Everyone should be squatting. Not everyone should be married to a specific variation.
Do I have to do back squats to be a better rower? Absolutely not.
Everyone one should be squatting. Not everyone should be married to a specific variation.
Here’s an example from this morning. Same load, different variations, and a VERY, different look & feel. He actually mentioned the Med-ball squat felt much BETTER & HARDER. I can promise he’ll benefit more from the MB version. It’s not perfect, but it’s currently his best squat.
I typically like some sort of front loaded squat for rowers. It allows them to get into a better position without extra coaching. It’s also more similar to the position we’re after in the stroke. Oh, and it’s less load on the spine, more load on the core, that's a win-win.
Find the squat that looks good on you.
It’s kind of like shopping for something that makes you look and feel your best.

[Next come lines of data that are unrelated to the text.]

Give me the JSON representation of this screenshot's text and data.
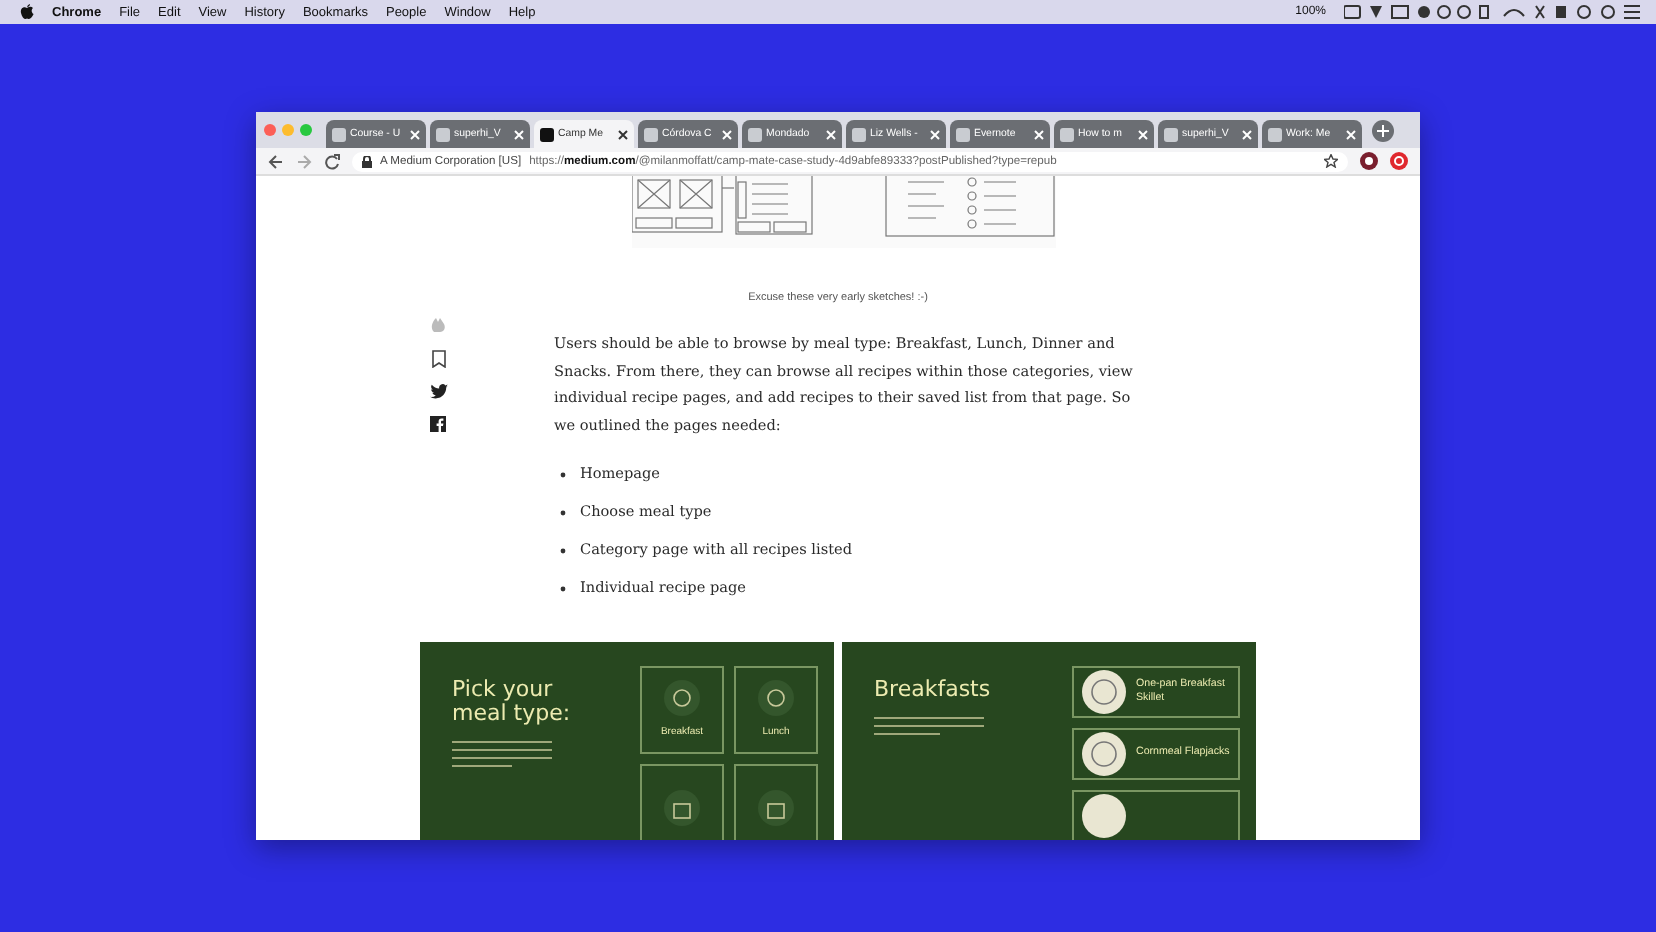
{
  "menu_bar": {
    "app": "Chrome",
    "items": [
      "File",
      "Edit",
      "View",
      "History",
      "Bookmarks",
      "People",
      "Window",
      "Help"
    ],
    "battery": "100%"
  },
  "browser": {
    "tabs": [
      {
        "title": "Course - U",
        "selected": false
      },
      {
        "title": "superhi_V",
        "selected": false
      },
      {
        "title": "Camp Me",
        "selected": true
      },
      {
        "title": "Córdova C",
        "selected": false
      },
      {
        "title": "Mondado",
        "selected": false
      },
      {
        "title": "Liz Wells -",
        "selected": false
      },
      {
        "title": "Evernote",
        "selected": false
      },
      {
        "title": "How to m",
        "selected": false
      },
      {
        "title": "superhi_V",
        "selected": false
      },
      {
        "title": "Work: Me",
        "selected": false
      }
    ],
    "address_bar": {
      "site_identity": "A Medium Corporation [US]",
      "url": "https://**medium.com**/@milanmoffatt/camp-mate-case-study-4d9abfe89333?postPublished?type=repub"
    }
  },
  "article": {
    "caption": "Excuse these very early sketches! :-)",
    "paragraph": "Users should be able to browse by meal type: Breakfast, Lunch, Dinner and Snacks. From there, they can browse all recipes within those categories, view individual recipe pages, and add recipes to their saved list from that page. So we outlined the pages needed:",
    "bullets": [
      "Homepage",
      "Choose meal type",
      "Category page with all recipes listed",
      "Individual recipe page"
    ],
    "mockups": [
      {
        "kind": "meal-types",
        "title": "Pick your meal type:",
        "tiles": [
          "Breakfast",
          "Lunch"
        ]
      },
      {
        "kind": "recipe-list",
        "title": "Breakfasts",
        "recipes": [
          "One-pan Breakfast Skillet",
          "Cornmeal Flapjacks"
        ]
      }
    ]
  }
}
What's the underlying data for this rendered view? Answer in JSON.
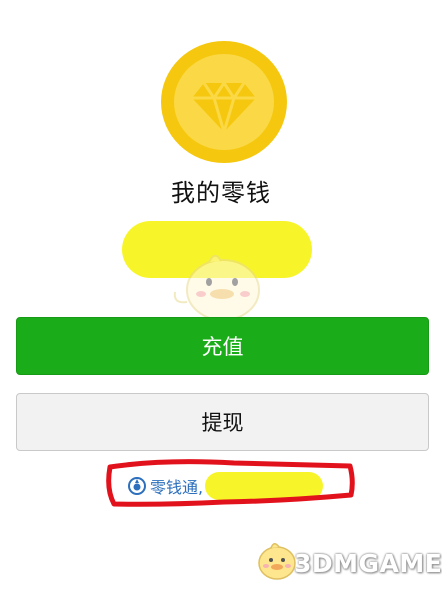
{
  "wallet": {
    "title": "我的零钱",
    "amount": ""
  },
  "actions": {
    "recharge_label": "充值",
    "withdraw_label": "提现"
  },
  "lingqiantong": {
    "label": "零钱通,"
  },
  "watermark": {
    "text": "3DMGAME"
  },
  "colors": {
    "coin": "#f5c80f",
    "recharge_bg": "#1aad19",
    "withdraw_bg": "#f2f2f2",
    "link": "#2b6fbd",
    "redaction": "#f7f52a",
    "annotation": "#e2121c"
  },
  "icons": {
    "coin": "diamond-coin-icon",
    "lingqiantong": "lingqiantong-icon"
  }
}
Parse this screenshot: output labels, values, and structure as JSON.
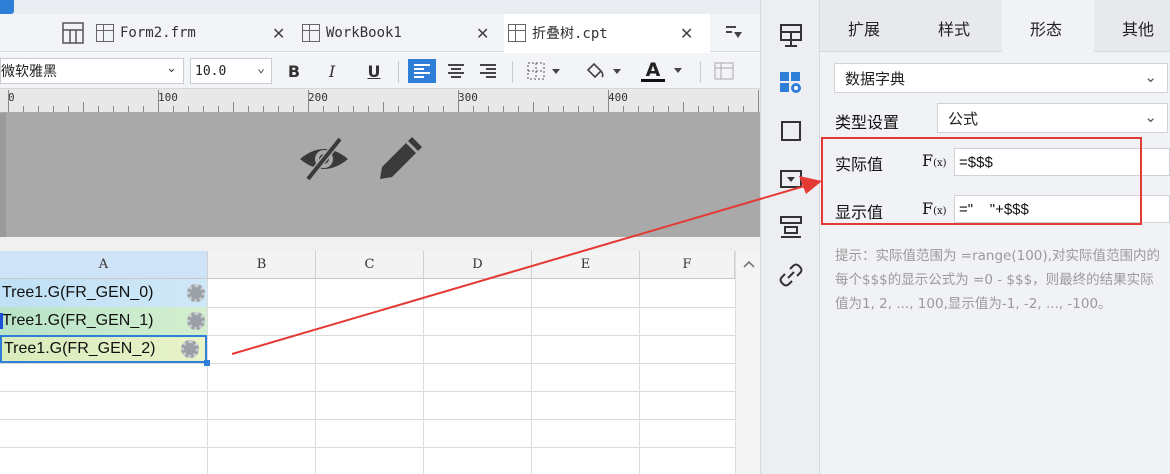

One of the reasons certain squats are good for some, and not for others, is based on our hip anatomy. Believe it or not, we all have different hip architecture! Some people are better at squatting narrow, while others prefer a wide stance or somewhere in between. The same rings true for the angle of our feet. No, our feet don't need to be pointed perfectly straight ahead. To read more on this check out Dr. Rusin's article.
Another reason for variations in the squat are mobility limitations. Limitations at the ankle, hip, and upper-body can change the mechanics of a squat. Work on your ankle mobility here. Typically, people with mobility limitations perform squats better with an anterior load (weight in the front). When a load is held in front of your body it helps you counter balance and shift your weight backwards. Another option here are heel lifts (slide 2.5-5 pound plates underneath their heels).
Sometimes athletes can have fantastic mobility but still struggle to squat with good form. This may be a motor control limitation. Typically these athletes do best with anterior loaded squats as well. This time it's for a different reason. When a weight is held in front of you it naturally encourages your core to engage. When the core engages the hips can move more freely. Thus, we see improvements in squat form.
Here are some squat variations that you can experiment with.
Pick the one that encourages your best form and feels the best.
Blake Gourley holds a Masters of Science in Sports Performance Training and has over 10 years of experience working with rowers. Read more